The bandits ignored him, most jogging toward the exits of the room, waving their guns about and enjoying making the dinnergoers cringe.
“Cowards!” Peterus yelled. “You are dogs, each and every one of you. I’ll see you hanged! Take me instead of one of those girls, or it will happen. I swear it by the Survivor himself!” He stumbled after the retreating boss, passing lords, ladies, and the wealthy—most of whom had gotten down and were hiding under their tables.
There goes the only man in this room with any courage, Waxillium thought, suddenly feeling a powerful shame. Him and Wayne.
Steris was almost to the door. Marasi and her captor were catching up to the boss.
I can’t let this happen. I—
The masked bandit leader suddenly spun, hand snapping out, a gunshot cracking the air, echoing across the large ballroom. It was over in a heartbeat.
The aged Peterus collapsed in a heap. Smoke curled in the air over the bandit boss’s pistol.
“Oh . . .” Wayne said softly. “You just made a bad mistake, mate. A very bad mistake.”
The boss turned away from the body, holstering his gun. “Fine,” he yelled, walking toward the door. “You can have some fun, boys. Burn it out of your blood quickly and meet me outside. Let’s—”
Everything froze. People stopped in place. The curling smoke hung motionless. Voices quieted. Whimpering halted. In a circle around Waxillium’s table, the air rippled just faintly.
Wayne stood up, shouldering his dueling canes, inspecting the room. He was placing each and every one of the bandits, Waxillium knew. Judging distances, preparing himself.
“As soon as I drop the bubble,” Wayne said, “this place is going to erupt like an ammunition store in a volcano.”
Waxillium calmly reached into his jacket and slid a hidden pistol from beneath his arm. He set it on the table. His twitch had vanished.
“Well?” Wayne asked.
“That’s a terrible metaphor. How would an ammunition store get into a volcano?”
“I don’t know. Look, are you going to fight or not?”
“I’ve tried waiting,” Waxillium said. “I gave them a chance to leave. I tried giving this up.”
“You gave it a good show, Wax.” He grimaced. “Too good a show.”
Waxillium rested his hand on the pistol.
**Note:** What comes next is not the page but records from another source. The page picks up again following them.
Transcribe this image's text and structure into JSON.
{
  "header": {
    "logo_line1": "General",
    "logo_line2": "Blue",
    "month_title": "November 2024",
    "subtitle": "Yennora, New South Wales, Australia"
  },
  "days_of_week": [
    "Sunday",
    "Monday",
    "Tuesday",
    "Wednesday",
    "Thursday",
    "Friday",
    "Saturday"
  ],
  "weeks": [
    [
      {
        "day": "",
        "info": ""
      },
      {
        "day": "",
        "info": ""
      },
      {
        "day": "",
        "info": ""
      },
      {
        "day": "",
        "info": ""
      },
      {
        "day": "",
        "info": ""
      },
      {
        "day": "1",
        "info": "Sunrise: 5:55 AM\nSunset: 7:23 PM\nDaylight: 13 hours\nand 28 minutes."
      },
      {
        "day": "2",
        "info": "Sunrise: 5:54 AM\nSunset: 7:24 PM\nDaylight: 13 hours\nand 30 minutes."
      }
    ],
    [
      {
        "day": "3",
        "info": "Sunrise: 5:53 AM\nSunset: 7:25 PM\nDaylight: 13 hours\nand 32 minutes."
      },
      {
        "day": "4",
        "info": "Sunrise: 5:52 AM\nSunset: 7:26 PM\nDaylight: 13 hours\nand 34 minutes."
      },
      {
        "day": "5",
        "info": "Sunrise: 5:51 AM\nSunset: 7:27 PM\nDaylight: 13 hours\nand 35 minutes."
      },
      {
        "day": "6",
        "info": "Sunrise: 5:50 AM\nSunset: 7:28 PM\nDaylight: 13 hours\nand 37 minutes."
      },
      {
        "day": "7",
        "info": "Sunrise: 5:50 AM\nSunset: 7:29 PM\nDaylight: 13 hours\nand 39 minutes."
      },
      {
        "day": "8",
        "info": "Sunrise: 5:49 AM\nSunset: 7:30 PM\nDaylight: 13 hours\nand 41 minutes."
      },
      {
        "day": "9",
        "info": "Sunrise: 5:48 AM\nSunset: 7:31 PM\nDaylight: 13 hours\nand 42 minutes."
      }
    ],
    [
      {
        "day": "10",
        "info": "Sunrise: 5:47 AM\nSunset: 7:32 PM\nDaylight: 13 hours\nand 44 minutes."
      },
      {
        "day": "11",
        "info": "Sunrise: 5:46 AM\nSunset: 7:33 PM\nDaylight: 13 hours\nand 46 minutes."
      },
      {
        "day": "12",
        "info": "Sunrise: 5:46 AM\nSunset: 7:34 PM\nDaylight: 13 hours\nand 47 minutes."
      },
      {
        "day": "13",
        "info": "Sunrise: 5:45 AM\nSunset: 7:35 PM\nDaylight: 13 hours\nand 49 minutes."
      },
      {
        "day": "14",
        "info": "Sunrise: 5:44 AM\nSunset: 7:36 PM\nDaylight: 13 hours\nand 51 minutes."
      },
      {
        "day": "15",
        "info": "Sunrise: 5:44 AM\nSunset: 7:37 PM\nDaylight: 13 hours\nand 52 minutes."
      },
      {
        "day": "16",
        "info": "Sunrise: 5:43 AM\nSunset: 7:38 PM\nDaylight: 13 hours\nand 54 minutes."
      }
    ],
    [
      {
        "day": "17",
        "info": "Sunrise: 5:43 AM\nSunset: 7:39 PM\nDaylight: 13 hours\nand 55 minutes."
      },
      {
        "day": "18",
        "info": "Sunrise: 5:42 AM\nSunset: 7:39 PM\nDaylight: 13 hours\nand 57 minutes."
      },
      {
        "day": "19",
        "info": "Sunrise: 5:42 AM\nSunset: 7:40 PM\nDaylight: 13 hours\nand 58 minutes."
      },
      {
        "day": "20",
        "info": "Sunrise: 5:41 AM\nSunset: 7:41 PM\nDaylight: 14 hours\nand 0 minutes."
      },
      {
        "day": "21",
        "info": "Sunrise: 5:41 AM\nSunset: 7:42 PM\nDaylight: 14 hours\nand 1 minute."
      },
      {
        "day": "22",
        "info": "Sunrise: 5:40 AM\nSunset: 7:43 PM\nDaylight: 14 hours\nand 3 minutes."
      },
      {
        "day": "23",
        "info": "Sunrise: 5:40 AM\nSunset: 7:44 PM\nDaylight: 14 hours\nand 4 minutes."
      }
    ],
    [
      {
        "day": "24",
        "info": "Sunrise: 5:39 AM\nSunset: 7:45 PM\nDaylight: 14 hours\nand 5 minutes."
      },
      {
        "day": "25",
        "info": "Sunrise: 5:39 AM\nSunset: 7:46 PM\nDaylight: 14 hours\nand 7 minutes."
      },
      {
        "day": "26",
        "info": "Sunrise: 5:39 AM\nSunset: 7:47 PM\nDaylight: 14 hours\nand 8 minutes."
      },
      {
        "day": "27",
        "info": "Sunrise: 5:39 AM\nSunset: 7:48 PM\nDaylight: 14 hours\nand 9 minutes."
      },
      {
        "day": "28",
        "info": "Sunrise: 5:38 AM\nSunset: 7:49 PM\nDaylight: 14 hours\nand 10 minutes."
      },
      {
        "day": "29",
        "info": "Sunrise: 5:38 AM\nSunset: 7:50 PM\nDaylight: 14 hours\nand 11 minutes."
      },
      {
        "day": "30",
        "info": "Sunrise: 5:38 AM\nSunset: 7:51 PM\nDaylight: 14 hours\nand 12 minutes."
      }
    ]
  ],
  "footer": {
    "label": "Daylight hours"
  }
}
Then he picked it up. “So be it.” With his other hand, he poured out his entire pouch of steel into his wine cup, then downed it.
Wayne grinned. “You owe me a pint for lying to me, by the way.”
“You said you hadn’t brought a gun.”
“I didn’t bring a gun,” Waxillium said, reaching to the small of his back and sliding a second pistol out. “You know me better than that, Wayne. I never go anywhere with only one. How much bendalloy do you have?”
“Not as much as I’d like. The stuff’s damn expensive here in town. I’ve got maybe enough for five minutes’ extra time. My metalminds are pretty much full, though. Spent a good two weeks sick in bed after you left.” That would give Wayne some healing power, should he get shot.
Waxillium took a deep breath; the coldness inside him melted away and became a flame as he burned steel that pinpointed each and every source of metal in the room.
If he froze again . . .
I won’t, he told himself. I cannot. “I’ll get the girls. You keep the bandits on the south side off me. Our priority is to keep the bystanders alive.”
“Thirty-seven armed baddies, Wayne. In a room full of innocents. This is going to be tough. Stay focused. I’ll try to clear some space as we start. You can catch a ride, if you want.”
“Perfect as Preserves,” Wayne said, turning and putting his back to Waxillium’s. “You wanna know why I really came to find you?”
“I thought of you happy in a comfy bed, resting and relaxing, spending the rest of your life sipping tea and reading papers while people bring you food and maids rub your toes and stuff.”
“And I just couldn’t leave you to a fate like that.” Wayne shivered. “I’m too good a friend to let a mate of mine die in such a terrible situation.”
“No,” Wayne said. “Boring.” He shivered again.
Waxillium smiled, then raised thumbs to hammers and cocked his pistols. When he’d been young and sought the Roughs, he’d ended up going where he’d been needed. Well, maybe that had happened again.
“Go!” he yelled, leveling his guns.
Mistborn: The Alloy of Law © Brandon Sanderson 2011